Ravens believe misses in first three rounds might stem from overanalysis

OWINGS MILLS, Md. -- Baltimore Ravens owner Steve Bisciotti wants to add more experience to the scouting department as well as alter the evaluation process after recent drafts haven't lived up to the usual standards, especially in the early rounds.

Since winning Super Bowl XLVII, the Ravens have drafted 17 players in the first three rounds and only one (linebacker C.J. Mosley) has gone to a Pro Bowl. In fact, among those first- and second-rounders, there are nearly as many players no longer with the team (safety Matt Elam, linebacker Arthur Brown, defensive tackle Timmy Jernigan and safety Terrence Brooks) as projected starters for the team in 2018 (Mosley, defensive tackle Brandon Williams, defensive end Carl Davis, offensive tackle Ronnie Stanley and cornerback Marlon Humphrey).

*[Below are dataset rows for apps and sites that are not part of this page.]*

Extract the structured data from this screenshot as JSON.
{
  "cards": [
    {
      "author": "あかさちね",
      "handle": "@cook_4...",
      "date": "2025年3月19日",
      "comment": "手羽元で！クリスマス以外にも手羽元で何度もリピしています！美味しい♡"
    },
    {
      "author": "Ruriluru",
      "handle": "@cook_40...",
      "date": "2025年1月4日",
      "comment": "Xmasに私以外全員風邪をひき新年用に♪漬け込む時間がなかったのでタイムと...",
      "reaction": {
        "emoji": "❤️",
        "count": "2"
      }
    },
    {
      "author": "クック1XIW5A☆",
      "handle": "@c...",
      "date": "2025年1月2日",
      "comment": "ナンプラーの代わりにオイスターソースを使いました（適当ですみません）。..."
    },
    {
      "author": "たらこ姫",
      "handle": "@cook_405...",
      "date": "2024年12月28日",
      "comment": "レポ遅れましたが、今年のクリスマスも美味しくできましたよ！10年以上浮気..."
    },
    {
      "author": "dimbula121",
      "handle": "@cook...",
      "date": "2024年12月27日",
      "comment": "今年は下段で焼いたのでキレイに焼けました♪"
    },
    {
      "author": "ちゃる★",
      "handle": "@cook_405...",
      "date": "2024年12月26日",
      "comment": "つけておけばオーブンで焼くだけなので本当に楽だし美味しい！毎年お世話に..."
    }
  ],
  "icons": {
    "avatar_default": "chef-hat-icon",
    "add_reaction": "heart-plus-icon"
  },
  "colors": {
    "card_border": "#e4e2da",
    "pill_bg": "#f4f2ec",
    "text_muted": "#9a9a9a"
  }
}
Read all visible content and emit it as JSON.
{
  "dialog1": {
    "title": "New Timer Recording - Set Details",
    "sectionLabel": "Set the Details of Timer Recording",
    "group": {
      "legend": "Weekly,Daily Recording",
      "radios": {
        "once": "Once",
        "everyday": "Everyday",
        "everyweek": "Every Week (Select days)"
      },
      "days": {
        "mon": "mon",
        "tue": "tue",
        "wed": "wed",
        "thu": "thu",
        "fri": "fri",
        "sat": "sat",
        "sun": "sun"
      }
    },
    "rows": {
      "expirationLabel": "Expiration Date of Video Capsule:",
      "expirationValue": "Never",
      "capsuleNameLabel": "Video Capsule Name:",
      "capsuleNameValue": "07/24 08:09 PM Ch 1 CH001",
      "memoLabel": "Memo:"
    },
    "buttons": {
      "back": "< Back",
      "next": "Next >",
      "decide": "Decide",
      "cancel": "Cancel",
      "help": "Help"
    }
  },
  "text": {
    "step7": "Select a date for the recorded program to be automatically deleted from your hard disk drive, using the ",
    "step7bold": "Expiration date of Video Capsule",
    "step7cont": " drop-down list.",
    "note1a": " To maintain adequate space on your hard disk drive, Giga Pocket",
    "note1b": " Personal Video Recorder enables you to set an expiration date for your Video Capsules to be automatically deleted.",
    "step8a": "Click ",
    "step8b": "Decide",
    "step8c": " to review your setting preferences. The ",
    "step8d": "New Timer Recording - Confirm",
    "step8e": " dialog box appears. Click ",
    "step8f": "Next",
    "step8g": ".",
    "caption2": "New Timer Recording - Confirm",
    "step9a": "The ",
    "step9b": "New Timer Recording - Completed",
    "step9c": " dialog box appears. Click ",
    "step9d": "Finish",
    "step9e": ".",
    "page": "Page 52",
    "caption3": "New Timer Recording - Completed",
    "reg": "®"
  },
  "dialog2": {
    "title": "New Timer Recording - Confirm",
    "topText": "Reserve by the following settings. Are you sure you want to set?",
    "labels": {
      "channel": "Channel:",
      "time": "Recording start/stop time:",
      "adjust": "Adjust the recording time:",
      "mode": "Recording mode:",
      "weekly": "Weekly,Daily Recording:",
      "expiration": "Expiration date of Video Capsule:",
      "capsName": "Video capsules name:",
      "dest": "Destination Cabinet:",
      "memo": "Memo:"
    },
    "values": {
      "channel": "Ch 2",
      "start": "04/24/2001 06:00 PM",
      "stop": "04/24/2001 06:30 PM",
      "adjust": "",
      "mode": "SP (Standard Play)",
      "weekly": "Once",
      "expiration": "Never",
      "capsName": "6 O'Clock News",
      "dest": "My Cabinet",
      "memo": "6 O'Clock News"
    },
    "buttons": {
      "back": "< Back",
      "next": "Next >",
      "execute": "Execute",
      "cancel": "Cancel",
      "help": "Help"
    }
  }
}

Compare that to the Ravens' first 17 drafts when Baltimore used the first two rounds to select two Hall of Famers (Jonathan Ogden and Ray Lewis), three NFL defensive players of the year (Lewis, Ed Reed and Terrell Suggs), a 2,000-yard rusher (Jamal Lewis), a Super Bowl MVP quarterback (Joe Flacco) as well as the franchise's all-time leader in combined yards (Ray Rice) and touchdown catches (Todd Heap).

Bisciotti has a theory on why the last five drafts haven't lived up to the franchise's expectations.

"If you saw our grading system and you were in the draft-prep meetings, you would see that there’s a case to be made that we may get too many opinions about the top players in the draft," Bisciotti said. "So, if you’re talking the first three rounds, that’s 96 players. We almost always get our three players in our top 60 picks, not 96. That’s the same with every team because everybody has their favorites. If you look at those top 60 players, I think they’ve been overanalyzed."

In 2013, the Ravens had two major busts in the first and second rounds (Elam and Brown) before landing one of the top defensive interior linemen, Williams, in the third round.

In 2014, Baltimore drafted an immediate impact player in Mosley in the first round and went with Jernigan, who has since been traded, in the second. The third-rounders were Brooks, who was gone following two seasons after never developing into a starter, and tight end Crockett Gillmore, who couldn't overcome injuries.

In 2015, the Ravens tried to address offense with Perriman and tight end Maxx Williams, but both have struggled mightily while dealing with injuries. Davis, a serviceable starter, was taken in the third round.

In 2016, Baltimore used the No. 6 overall pick on Stanley, a quality left tackle, before missing on linebacker Kamalei Correa and defensive end Bronson Kaufusi, both of whom have disappointed when given the chance to play.

Last year, the Ravens selected Humphrey, who was impressive as a rookie, but they didn't get much out of linebacker Tyus Bowser, defensive end Chris Wormley or pass-rusher Tim Williams.

Bisciotti believes the organization has been hurt by the amount of experience the team has lost in the scouting department.

"When we lost those scouts, we didn’t necessarily go out and hire equal scouts to replace them, and I think that was a mistake," Bisciotti said. "I think that, in retrospect, you can say that you can’t lose those three scouts with 30 years of experience between the three of them and then hire 25-year-olds that are ready to give it the old try."

Bisciotti asked assistant general manager Eric DeCosta to add up the years of experience in the current scouting department when removing himself and general manager Ozzie Newsome.

"I think that it shows that we have not done a very good job of filling in senior people with senior people," Bisciotti said. "That’s something we are going to address starting right now and hopefully rebuild that on the fly, because we can’t wait for 25-year-olds to get as good as [former Ravens scout and current Eagles vice president of player personnel] Joe Douglas was at 36."